Hemochromatosis- What are the Symptoms

Probably the greatest difficulty in diagnosing early hemochromatosis is that it is non-specific and the symptoms are vague.

Many sufferers are often diagnosed with the “flu” or “chronic fatigue syndrome”. Some have suffered years where they have been suspected of malingering. Paradoxically anemia may firstly be suspected because of decreased energy. If the correct tests are not done sufferers may even be given iron tablets which further worsen their symptoms. Iron overload is insidious and usually takes many years to develop. Women may begin to load iron at menopause as the phlebotomy effect of menstruation has ceased. If this possibility is not suspected the symptoms may be written off as being due to “hormonal changes”.

The earliest symptoms of hemochromatosis are fatigue and arthralgia or aching joints. Once iron has begun to accumulate in body tissues the liver may be affected. In the past it has not been uncommon for sufferers to be suspected or being secret drinkers when abnormal liver function tests are found. As iron continues to accumulate the condition of the liver may worsen and other organs may be affected. Other organs which may be involved include the skin, pancreas, ovaries, testes, heart, digestive system, thyroid and joints. Annoying skin rashes, palpitations, impotence and diabetes may be a consequence of too much iron. Many patients suffer from recurrent infections and may decide to take “immune boosters” which are metabolised by the liver. This can make their condition worse.

Patients with severe hemochromatosis may present with septicemia or blood poisoning, heart failure, failure of the reproductive organs and severe arthritis where joint replacement is necessary. In the worst cases liver transplant may be necessary. Those cases that require liver transplant have a 50% mortality within the year after transplant. This mortality is often due to heart problems or septicemia.

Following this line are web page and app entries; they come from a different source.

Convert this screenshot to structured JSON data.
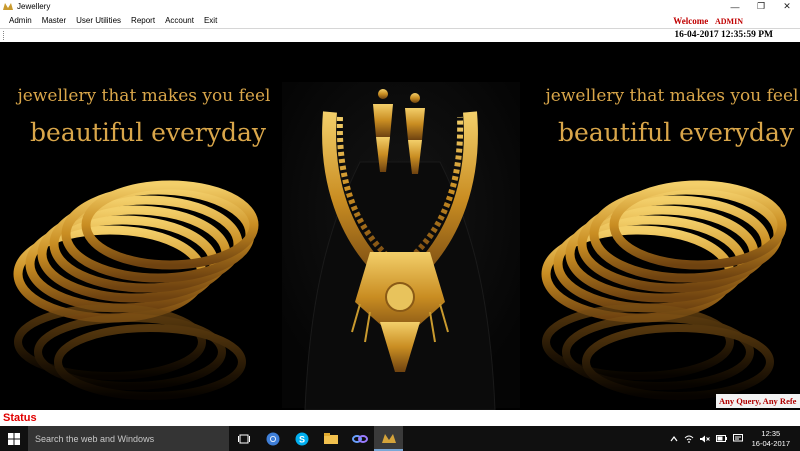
{
  "window": {
    "title": "Jewellery"
  },
  "window_controls": {
    "minimize": "—",
    "maximize": "❐",
    "close": "✕"
  },
  "menu": [
    "Admin",
    "Master",
    "User Utilities",
    "Report",
    "Account",
    "Exit"
  ],
  "welcome": {
    "label": "Welcome",
    "user": "ADMIN"
  },
  "datetime": "16-04-2017 12:35:59 PM",
  "banner": {
    "left_line1": "jewellery that makes you feel",
    "left_line2": "beautiful everyday",
    "right_line1": "jewellery that makes you feel",
    "right_line2": "beautiful everyday"
  },
  "query_text": "Any Query, Any Refe",
  "status": {
    "label": "Status"
  },
  "taskbar": {
    "search_placeholder": "Search the web and Windows",
    "icons": [
      "task-view-icon",
      "chrome-icon",
      "skype-icon",
      "file-explorer-icon",
      "app-icon",
      "jewellery-app-icon"
    ],
    "time": "12:35",
    "date": "16-04-2017"
  },
  "colors": {
    "accent_red": "#c00000",
    "gold": "#d9a64a",
    "taskbar": "#101010"
  }
}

Men over 55 years of age with severe hemochromatosis have 200 times the chance of developing liver cancer.

It is important to have a high index of suspicion for the possibility of hemochromatosis as the disorder is a great mimicker of other disorders. With the rapidly advancing knowledge on the disorder it is becoming more common for doctors to order transferrin (transferrin-iron) saturations (TS) on their patients and unsuspected cases of hemochromatosis are being found more frequently. Elevation of TS values is a big clue as to the diagnosis. However if only ferritin levels are ordered an early case of hemochromatosis or even a person with hemochromatosis who has been a blood donor may be missed. Testing for iron studies is not expensive. Taken together the TS value and ferritin level will detect most cases of hemochromatosis.

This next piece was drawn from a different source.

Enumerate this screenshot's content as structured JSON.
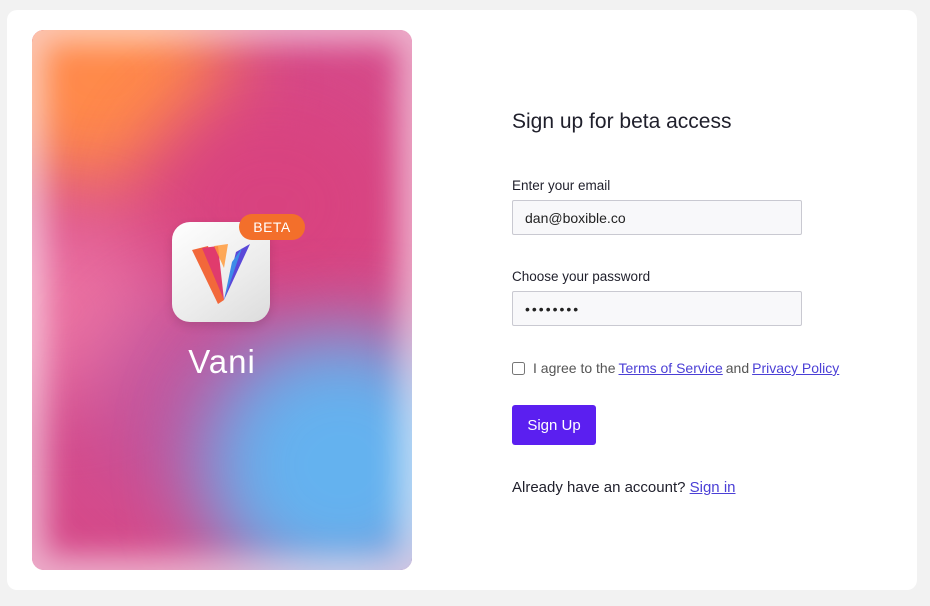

It is important to diagnose hemochromatosis early as it can be treated easily. Fortunately with increased awareness this is now happening. While the patient with end stage hemochromatosis may save the lives of others as he (usually but sometimes she) has alerted the doctor and relatives that others may have hemochromatosis, this represents an unnecessary tragedy that fortunately is becoming rarer.